What this task involves
Find each line below that includes "mnemonic", then copy it.

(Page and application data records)
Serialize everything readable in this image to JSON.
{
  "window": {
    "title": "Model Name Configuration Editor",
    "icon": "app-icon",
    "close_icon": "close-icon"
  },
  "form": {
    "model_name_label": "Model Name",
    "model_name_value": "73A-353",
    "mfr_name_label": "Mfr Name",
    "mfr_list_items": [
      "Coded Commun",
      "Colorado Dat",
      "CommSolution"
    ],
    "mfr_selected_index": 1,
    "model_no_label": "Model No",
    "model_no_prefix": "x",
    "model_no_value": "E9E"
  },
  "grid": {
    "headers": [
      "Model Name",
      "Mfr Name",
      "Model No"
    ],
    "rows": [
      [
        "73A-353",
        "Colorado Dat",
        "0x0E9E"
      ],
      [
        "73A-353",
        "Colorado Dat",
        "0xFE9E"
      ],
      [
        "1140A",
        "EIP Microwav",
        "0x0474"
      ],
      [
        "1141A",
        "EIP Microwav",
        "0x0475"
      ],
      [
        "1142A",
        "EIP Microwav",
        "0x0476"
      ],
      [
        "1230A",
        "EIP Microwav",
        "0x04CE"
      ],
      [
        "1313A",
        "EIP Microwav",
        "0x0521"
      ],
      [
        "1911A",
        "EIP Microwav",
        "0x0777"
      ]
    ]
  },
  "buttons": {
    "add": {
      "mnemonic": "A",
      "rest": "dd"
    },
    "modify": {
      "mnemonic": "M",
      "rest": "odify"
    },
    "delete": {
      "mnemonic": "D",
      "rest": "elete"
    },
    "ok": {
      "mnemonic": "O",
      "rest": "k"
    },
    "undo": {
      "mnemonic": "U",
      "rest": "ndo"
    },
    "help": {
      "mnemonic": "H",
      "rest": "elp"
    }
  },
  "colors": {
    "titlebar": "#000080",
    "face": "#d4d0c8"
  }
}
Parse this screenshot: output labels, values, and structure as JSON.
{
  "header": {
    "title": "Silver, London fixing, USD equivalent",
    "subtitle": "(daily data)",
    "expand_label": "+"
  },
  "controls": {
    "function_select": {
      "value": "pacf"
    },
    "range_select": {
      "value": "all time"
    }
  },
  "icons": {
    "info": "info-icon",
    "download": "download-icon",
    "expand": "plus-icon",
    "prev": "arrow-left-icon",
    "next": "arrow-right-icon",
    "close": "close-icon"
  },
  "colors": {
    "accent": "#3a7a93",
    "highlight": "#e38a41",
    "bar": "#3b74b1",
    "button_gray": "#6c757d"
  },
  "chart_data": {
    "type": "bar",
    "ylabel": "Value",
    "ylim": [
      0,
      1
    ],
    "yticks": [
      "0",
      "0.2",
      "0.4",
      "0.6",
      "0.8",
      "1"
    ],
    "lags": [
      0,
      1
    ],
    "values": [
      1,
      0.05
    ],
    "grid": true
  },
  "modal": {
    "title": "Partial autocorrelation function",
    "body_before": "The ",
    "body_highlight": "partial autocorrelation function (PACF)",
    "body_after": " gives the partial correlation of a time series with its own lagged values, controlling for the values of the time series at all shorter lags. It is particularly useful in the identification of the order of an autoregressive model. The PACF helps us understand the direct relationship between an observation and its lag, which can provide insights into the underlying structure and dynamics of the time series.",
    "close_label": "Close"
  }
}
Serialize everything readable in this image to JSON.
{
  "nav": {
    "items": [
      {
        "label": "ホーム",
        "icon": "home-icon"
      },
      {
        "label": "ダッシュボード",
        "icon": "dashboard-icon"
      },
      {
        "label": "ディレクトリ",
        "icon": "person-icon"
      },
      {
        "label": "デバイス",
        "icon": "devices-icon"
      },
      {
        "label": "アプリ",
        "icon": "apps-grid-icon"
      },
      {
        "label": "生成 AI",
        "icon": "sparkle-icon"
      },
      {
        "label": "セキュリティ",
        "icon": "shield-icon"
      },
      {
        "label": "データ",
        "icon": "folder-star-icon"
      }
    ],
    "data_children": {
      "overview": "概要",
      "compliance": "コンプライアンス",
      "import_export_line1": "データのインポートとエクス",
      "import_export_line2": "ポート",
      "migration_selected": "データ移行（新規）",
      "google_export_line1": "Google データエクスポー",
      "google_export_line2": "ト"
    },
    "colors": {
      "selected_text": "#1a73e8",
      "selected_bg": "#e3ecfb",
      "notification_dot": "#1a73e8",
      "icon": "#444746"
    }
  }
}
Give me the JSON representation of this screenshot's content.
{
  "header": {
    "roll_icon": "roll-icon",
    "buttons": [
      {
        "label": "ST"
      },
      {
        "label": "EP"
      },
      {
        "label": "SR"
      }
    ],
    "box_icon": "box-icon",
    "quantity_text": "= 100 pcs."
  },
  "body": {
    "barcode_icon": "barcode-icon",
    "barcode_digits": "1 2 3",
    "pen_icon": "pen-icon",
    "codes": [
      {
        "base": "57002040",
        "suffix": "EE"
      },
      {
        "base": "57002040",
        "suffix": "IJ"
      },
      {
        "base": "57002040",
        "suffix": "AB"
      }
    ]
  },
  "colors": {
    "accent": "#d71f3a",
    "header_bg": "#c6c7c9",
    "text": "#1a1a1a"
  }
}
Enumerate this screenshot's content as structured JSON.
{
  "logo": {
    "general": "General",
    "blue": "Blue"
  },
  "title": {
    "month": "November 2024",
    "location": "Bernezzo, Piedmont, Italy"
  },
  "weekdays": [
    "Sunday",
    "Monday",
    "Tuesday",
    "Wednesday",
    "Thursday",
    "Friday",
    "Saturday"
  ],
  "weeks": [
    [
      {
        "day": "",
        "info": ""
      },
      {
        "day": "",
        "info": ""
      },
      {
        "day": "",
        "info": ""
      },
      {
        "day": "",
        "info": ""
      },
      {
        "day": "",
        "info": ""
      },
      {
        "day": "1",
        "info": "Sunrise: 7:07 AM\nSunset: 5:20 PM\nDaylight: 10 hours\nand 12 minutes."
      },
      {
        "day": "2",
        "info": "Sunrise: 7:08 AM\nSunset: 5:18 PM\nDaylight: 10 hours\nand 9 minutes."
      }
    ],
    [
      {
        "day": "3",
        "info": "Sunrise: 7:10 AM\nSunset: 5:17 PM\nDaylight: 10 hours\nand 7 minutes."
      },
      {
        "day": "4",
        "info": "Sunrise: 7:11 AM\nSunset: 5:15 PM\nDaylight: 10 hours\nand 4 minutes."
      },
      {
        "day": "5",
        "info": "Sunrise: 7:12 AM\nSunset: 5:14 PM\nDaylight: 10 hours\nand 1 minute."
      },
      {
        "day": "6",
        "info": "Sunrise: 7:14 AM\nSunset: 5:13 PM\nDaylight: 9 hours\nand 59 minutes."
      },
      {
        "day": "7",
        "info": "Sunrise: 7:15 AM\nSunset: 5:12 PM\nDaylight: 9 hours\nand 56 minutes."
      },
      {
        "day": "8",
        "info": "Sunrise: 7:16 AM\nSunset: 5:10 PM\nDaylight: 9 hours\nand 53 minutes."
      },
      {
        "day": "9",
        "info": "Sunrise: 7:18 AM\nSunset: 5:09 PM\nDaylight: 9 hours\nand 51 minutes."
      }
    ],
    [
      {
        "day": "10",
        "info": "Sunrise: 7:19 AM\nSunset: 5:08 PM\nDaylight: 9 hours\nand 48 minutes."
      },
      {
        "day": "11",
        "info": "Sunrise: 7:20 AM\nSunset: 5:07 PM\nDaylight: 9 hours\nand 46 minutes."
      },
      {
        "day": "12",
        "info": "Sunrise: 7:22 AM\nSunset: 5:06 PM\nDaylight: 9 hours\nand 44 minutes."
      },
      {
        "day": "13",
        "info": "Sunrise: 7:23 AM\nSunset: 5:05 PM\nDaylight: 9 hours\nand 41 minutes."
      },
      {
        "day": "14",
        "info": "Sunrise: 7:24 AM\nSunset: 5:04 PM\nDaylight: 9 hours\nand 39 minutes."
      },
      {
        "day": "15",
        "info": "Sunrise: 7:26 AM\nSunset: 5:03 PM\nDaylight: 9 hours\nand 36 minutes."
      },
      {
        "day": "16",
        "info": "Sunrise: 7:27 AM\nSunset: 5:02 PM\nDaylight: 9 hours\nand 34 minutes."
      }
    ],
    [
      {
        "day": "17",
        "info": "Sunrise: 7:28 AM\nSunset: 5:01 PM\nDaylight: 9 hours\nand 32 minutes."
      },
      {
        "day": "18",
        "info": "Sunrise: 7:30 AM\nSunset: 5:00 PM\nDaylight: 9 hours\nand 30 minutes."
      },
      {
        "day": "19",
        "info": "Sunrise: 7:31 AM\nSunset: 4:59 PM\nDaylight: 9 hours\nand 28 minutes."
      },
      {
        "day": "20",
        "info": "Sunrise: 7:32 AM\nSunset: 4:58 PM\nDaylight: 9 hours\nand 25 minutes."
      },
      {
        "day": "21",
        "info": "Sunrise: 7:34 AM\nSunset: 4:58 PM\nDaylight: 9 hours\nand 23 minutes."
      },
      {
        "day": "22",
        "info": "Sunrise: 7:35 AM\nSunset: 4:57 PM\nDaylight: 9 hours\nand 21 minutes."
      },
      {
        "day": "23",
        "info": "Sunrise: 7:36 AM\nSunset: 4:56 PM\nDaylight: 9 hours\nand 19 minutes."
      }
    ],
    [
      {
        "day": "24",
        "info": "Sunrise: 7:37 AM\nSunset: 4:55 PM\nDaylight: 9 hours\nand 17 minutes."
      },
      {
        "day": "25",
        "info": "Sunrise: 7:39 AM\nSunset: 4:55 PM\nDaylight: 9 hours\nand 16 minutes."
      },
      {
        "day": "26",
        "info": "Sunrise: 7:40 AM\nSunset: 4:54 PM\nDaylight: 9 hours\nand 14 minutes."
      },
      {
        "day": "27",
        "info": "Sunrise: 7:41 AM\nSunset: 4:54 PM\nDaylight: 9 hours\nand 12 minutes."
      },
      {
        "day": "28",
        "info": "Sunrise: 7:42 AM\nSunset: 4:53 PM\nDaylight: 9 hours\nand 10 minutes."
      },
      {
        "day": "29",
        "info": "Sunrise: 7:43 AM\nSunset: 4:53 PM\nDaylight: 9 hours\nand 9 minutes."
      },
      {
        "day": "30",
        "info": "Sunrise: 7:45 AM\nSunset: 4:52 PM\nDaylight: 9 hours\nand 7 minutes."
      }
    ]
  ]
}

Written response
      "mnemonic": "A",
      "mnemonic": "M",
      "mnemonic": "D",
      "mnemonic": "O",
      "mnemonic": "U",
      "mnemonic": "H",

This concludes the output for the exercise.